In 2012 we celebrated the first third birthday in our household where I was not pregnant with the next child.
The following week, I bought the children butterfly larvae to hatch. After they flew away, I bought a plant, but it wasn’t very cute. Next came the chickens,
and then the first baby bunny
…. followed closely by the second because we didn’t want anybody to be lonely.
I heavily debated the kitten, but I like my marriage.
In 2014, we made a sad walk to Clover Hill with a shovel and an armful of flowers, and my fierce dimple girl covered her first grave with tears.
Buttercup seemed lonely without Ember. But she recovered, is a companionable creature, very sweet-tempered. And portable.
(“So, this has the silent mode and the extra strong power jets and — is that thing real?”
“Duh,” I said. “Who brings a stuffed rabbit dishwasher shopping?”)
This spring, the farmer who gave us Buttercup asked a favor: Buttercup’s Daddy has died, the Farmer misses him and would very much like another bunny from his line. Would we be willing to let Buttercup have babies?
So after signing my name in blood that we would keep none of the offspring, we delivered Buttercup for a weekend-long blind date with “Fluff.” (THIS PORTION CENSORED).
Then we brought her home and looked for signs of impending maternity, which it turns out bunnies don’t really exhibit. You just count days and then babies appear.
Farmer: “You’ll know when it’s time. You’ll think she’s lost her mind. She’ll put huge bunches of hay in her mouth and just sit there. I think it’s pain relief.”
Me: “Dear God can we give her the epidural?

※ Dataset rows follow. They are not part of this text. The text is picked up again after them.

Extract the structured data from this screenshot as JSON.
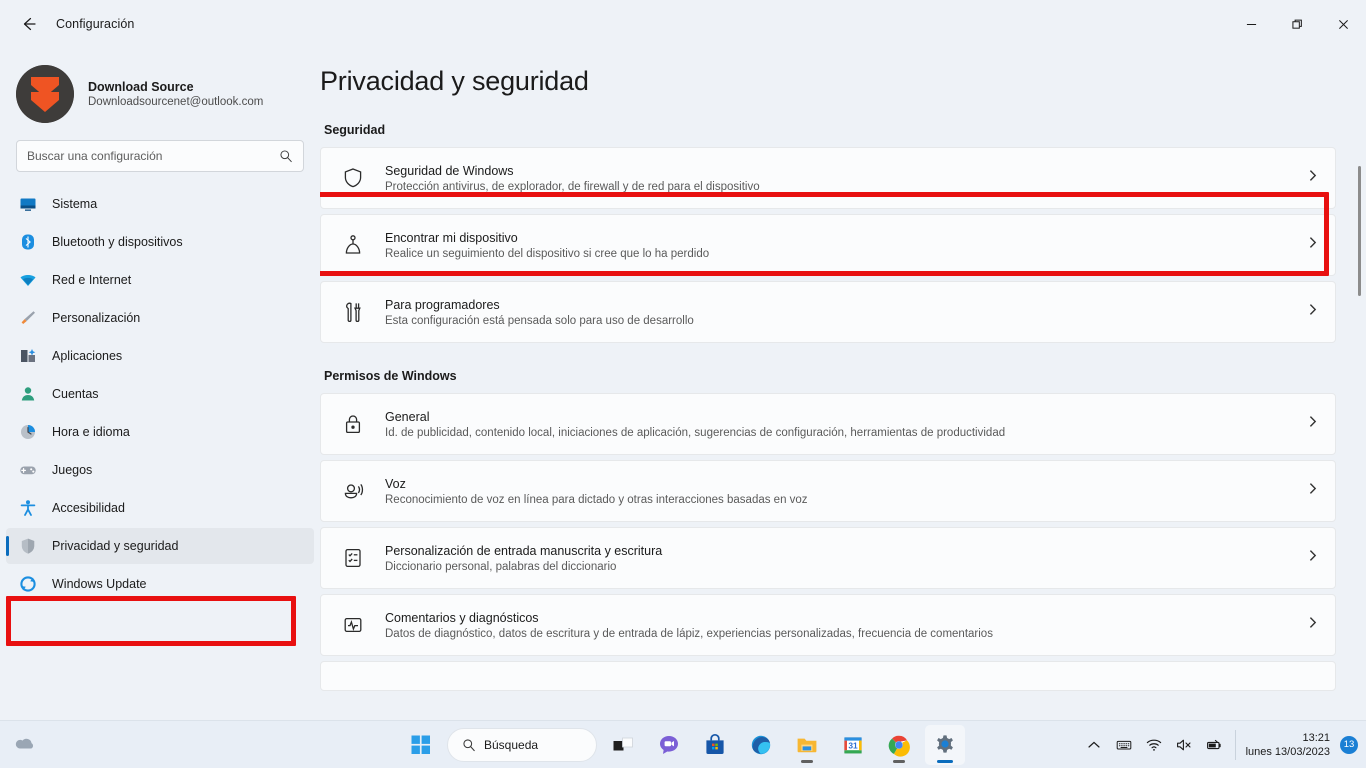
{
  "window": {
    "app_title": "Configuración",
    "back_icon": "arrow-left-icon",
    "minimize_label": "—",
    "maximize_label": "▢",
    "close_label": "✕"
  },
  "account": {
    "name": "Download Source",
    "email": "Downloadsourcenet@outlook.com",
    "avatar_bg": "#3e3c3a",
    "avatar_accent": "#ef5423"
  },
  "search": {
    "placeholder": "Buscar una configuración",
    "value": "",
    "icon": "search-icon"
  },
  "sidebar": {
    "items": [
      {
        "label": "Sistema",
        "icon": "monitor-icon",
        "selected": false
      },
      {
        "label": "Bluetooth y dispositivos",
        "icon": "bluetooth-icon",
        "selected": false
      },
      {
        "label": "Red e Internet",
        "icon": "wifi-icon",
        "selected": false
      },
      {
        "label": "Personalización",
        "icon": "brush-icon",
        "selected": false
      },
      {
        "label": "Aplicaciones",
        "icon": "apps-icon",
        "selected": false
      },
      {
        "label": "Cuentas",
        "icon": "person-icon",
        "selected": false
      },
      {
        "label": "Hora e idioma",
        "icon": "clock-icon",
        "selected": false
      },
      {
        "label": "Juegos",
        "icon": "gamepad-icon",
        "selected": false
      },
      {
        "label": "Accesibilidad",
        "icon": "accessibility-icon",
        "selected": false
      },
      {
        "label": "Privacidad y seguridad",
        "icon": "shield-icon",
        "selected": true
      },
      {
        "label": "Windows Update",
        "icon": "update-icon",
        "selected": false
      }
    ]
  },
  "main": {
    "page_title": "Privacidad y seguridad",
    "sections": [
      {
        "label": "Seguridad",
        "cards": [
          {
            "title": "Seguridad de Windows",
            "subtitle": "Protección antivirus, de explorador, de firewall y de red para el dispositivo",
            "icon": "shield-outline-icon",
            "highlighted": true
          },
          {
            "title": "Encontrar mi dispositivo",
            "subtitle": "Realice un seguimiento del dispositivo si cree que lo ha perdido",
            "icon": "locator-pin-icon",
            "highlighted": false
          },
          {
            "title": "Para programadores",
            "subtitle": "Esta configuración está pensada solo para uso de desarrollo",
            "icon": "tools-icon",
            "highlighted": false
          }
        ]
      },
      {
        "label": "Permisos de Windows",
        "cards": [
          {
            "title": "General",
            "subtitle": "Id. de publicidad, contenido local, iniciaciones de aplicación, sugerencias de configuración, herramientas de productividad",
            "icon": "lock-icon",
            "highlighted": false
          },
          {
            "title": "Voz",
            "subtitle": "Reconocimiento de voz en línea para dictado y otras interacciones basadas en voz",
            "icon": "speech-icon",
            "highlighted": false
          },
          {
            "title": "Personalización de entrada manuscrita y escritura",
            "subtitle": "Diccionario personal, palabras del diccionario",
            "icon": "handwriting-icon",
            "highlighted": false
          },
          {
            "title": "Comentarios y diagnósticos",
            "subtitle": "Datos de diagnóstico, datos de escritura y de entrada de lápiz, experiencias personalizadas, frecuencia de comentarios",
            "icon": "diagnostics-icon",
            "highlighted": false
          }
        ]
      }
    ],
    "chevron_icon": "chevron-right-icon"
  },
  "annotations": {
    "color": "#e81010",
    "boxes": [
      "windows-security-card",
      "privacy-security-sidebar-item"
    ]
  },
  "taskbar": {
    "widget_icon": "weather-widget-icon",
    "search_label": "Búsqueda",
    "search_icon": "search-icon",
    "buttons": [
      {
        "name": "start",
        "label": "Inicio"
      },
      {
        "name": "search",
        "label": "Búsqueda"
      },
      {
        "name": "task-view",
        "label": "Vista de tareas"
      },
      {
        "name": "chat",
        "label": "Chat"
      },
      {
        "name": "store",
        "label": "Microsoft Store"
      },
      {
        "name": "edge",
        "label": "Microsoft Edge"
      },
      {
        "name": "file-explorer",
        "label": "Explorador de archivos"
      },
      {
        "name": "calendar",
        "label": "Calendario"
      },
      {
        "name": "chrome",
        "label": "Google Chrome"
      },
      {
        "name": "settings",
        "label": "Configuración"
      }
    ],
    "calendar_day": "31",
    "tray": {
      "chevron_icon": "chevron-up-icon",
      "keyboard_icon": "keyboard-icon",
      "wifi_icon": "wifi-icon",
      "volume_icon": "volume-muted-icon",
      "battery_icon": "battery-icon",
      "time": "13:21",
      "date": "lunes 13/03/2023",
      "notification_count": "13"
    }
  }
}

Or at least a shot of whiskey?”
Farmer: “You’re not very good at this.”
Me: “Three c-sections says you’re right, my friend.”
So now I’m carefully observing a bunny for signs of insanity. That’s normal, right?
“Keep the lights in the room dim,” the Farmer said. “Cover the cage and don’t make any loud noises.”
“This is our family room,” Cute Husband said.
“That’s why the good lord invented Netflix and iPads.”
“OH FOR —”
“Shhhhh!” I said. “Disrupt a laboring bunny and she might eat her young!”
(THIS PORTION CENSORED). He went upstairs.
“Any minute now,” the Farmer promised.
We provided Buttercup with lots of cushiony shavings and extra water and gentle pats and I tried Hypno Birthing on her but who the hell can tell if a rabbit is hypnotized?
“Give her some carrots,” the Farmer said. “Keep the cage extra dark so she feels safe, and give her privacy.”
“Still nothing?” the Farmer said on Day Four. “– Huh. That’s never happened to me before.”
In April, 1555, Queen Mary of England was thought to be nine months pregnant. With the pageantry befitting a queen, she was paraded into “confinement” — a royal room where she was to birth the heir to the throne. She was there four long months without any signs of labor or child, until finally she emerged red-faced and apologetic. Where did she spend her confinement?
*** My goats probably wouldn’t make cheese. We’d stand there for days waiting for freaking cheese.